Well, maybe the poor 86-year-old man needs some publicity, too. But I am sure that there is some substance to the claim that he needs to sell the medal in order to restore his material well-being. If he wants to buy a David Hockney painting, well, it's perhaps necessary for him to sell the medal, indeed.
Recall that he has commented on the claims that people of races have the same intelligence by mentioning that "those who have to deal with black employees find this not true". It's harsh (I wouldn't use these straightforward words – perhaps because I was already brought up in a more PC atmosphere) but there are surely hundreds of millions of people in the world who say the same thing, at least in front of audiences they consider "safe".
In the morning, I happened to watch an entertaining monologue by the Amazing Atheist who analyzed a hardcore feminist rant titled I don't care if you landed a spacecraft on a comet, your shirt is sexist and ostracizing, with a title that sounds like a parody but it's apparently not.
Of course, what James Watson discussed is an issue that is very vaguely connected with some bad treatment of some people in the past and it is therefore much more sensitive, far-reaching, and potentially objectionable than some people's arbitrary dress codes and weird ideological interpretations of shirts. But of course that the two things have lots in common. Not even the greatest scientific advances are enough for certain scientists to be respected.
The degree of hatred towards this founder is intense. Hours ago, the left-wing British daily The Guardian posted the following rant by an individual calling himself Adam Rutherford:
Adam "Rutherford" is a nasty dirty pig and to treat his flesh as something else than $6-per-pound pork means to disrespect the basic principles of equality between all pigs. We are told:
His comments reveal a pernicious character entirely unrelated to his scientific greatness, but that is longstanding and not new.I am sorry but the controversial questions that James Watson addressed 7 years ago are extremely closely related to his scientific greatness. It is about genetics. Organisms' and species' basic anatomy, physiology, and potential is encoded in the DNA molecule, and if it weren't the case, for example because the DNA molecule would be irrelevant for the further life, we wouldn't respect James Watson as the co-author of a groundbreaking discovery. Moreover, it's not just the DNA molecule. James Watson would lead to the Human Genome Project for years; only morons might think that this project has nothing to say about the abilities of individual humans and groups of humans. And incidentally, Watson's own DNA was among the first ones to be sequenced.
So whether you like it or not, Mr "Rutherford" (I had to use quotes because I find his last name insulting to the memory of Ernest Rutherford), what James Watson has to say about these issues is 1,000 times more supported by science and scientific achievements than your ideological rants.
Mr "Rutherford" also claims that Watson is a "sexist" because he would dedicate a few sentences in his book, The Double Helix, to the question whether Rosy (Rosalind Franklin) was attractive and whether she tried to make her more attractive.
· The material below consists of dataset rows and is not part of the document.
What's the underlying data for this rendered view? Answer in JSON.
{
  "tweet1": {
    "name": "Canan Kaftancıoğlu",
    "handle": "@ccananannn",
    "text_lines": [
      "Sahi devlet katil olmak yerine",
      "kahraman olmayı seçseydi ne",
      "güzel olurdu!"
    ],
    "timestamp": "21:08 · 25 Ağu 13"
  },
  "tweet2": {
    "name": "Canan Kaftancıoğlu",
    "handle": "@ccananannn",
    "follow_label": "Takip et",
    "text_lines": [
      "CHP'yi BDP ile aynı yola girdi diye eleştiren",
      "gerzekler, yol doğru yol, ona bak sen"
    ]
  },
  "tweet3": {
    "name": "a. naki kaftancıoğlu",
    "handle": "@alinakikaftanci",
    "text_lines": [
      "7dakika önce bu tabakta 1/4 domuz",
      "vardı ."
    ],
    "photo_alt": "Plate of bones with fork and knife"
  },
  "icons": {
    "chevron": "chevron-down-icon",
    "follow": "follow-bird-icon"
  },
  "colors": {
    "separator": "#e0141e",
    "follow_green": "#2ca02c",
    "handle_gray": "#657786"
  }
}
She was attractive, despite the strong features, and didn't want to increase this virtue. What is "sexist" about those things? Readers of such books surely want to know similar things, they're discussed whether or not this topic is included in books, and Watson was among those few people who knew Rosy more than almost everyone else.
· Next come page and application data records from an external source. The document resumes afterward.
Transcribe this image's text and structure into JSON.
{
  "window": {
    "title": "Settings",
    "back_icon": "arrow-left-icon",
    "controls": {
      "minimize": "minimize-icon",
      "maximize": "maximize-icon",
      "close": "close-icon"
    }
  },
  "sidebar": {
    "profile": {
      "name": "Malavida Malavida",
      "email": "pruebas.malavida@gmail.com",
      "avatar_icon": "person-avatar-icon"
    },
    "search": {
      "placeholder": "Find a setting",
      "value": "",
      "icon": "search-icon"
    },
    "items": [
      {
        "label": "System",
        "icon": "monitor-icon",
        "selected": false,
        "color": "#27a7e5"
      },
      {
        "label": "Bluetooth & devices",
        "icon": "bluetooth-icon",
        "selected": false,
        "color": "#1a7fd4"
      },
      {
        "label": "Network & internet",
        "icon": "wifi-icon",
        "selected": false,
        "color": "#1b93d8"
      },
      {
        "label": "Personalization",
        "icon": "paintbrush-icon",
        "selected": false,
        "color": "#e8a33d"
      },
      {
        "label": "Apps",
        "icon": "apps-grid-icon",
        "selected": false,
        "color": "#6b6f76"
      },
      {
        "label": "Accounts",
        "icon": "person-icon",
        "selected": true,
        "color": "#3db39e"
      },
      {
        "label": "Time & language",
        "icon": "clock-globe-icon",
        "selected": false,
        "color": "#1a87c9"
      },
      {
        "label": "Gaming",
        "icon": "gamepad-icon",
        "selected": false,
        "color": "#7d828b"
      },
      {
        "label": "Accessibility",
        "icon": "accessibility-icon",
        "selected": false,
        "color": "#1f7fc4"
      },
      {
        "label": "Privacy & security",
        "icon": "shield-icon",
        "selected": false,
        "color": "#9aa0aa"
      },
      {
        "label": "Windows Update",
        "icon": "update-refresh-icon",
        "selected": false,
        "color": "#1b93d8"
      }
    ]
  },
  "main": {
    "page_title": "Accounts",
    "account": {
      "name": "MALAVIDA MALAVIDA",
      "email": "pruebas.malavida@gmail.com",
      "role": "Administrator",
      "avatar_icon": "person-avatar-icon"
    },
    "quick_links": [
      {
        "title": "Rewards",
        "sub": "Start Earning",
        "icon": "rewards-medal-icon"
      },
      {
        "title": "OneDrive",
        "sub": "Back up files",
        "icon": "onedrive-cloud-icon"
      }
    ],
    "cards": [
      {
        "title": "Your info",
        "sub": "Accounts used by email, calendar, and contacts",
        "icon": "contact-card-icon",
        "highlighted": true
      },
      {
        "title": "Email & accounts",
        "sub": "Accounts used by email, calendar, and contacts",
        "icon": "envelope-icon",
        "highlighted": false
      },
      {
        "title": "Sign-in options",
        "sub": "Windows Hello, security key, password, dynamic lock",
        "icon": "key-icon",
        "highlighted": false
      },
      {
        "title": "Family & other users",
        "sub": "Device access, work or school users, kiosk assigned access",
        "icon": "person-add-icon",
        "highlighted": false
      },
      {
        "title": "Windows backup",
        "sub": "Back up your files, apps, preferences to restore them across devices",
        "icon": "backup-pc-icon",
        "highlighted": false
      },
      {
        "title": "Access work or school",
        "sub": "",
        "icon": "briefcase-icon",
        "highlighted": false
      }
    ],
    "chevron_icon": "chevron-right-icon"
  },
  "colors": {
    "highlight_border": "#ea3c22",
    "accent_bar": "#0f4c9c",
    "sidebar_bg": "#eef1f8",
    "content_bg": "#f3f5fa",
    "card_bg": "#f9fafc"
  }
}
The end of the article by "Rutherford" tries to suggest that Watson's interpretations are wrong:
“No one really wants to admit I exist” says Watson. That’s not it. It’s more that no one is interested in his racist, sexist views.Oh, really? If no one is interested in Watson's views on these social questions, why do scumbags in The Guardian can't resist the urge to write these long rants whose only purpose is character assassination and demonization? And why do the discussions under these articles always attract a gigantic number of commenters?
The claim by "Rutherford" that James Watson deserves to be "shunned" is illogical, too. If someone shuns James Watson, he or she is making a grave mistake. If a "Rutherford" shuns people like James Watson, he only amplifies the fact that he is just a worthless stinky pig, not a human being who may meet James Watson as a fellow human being.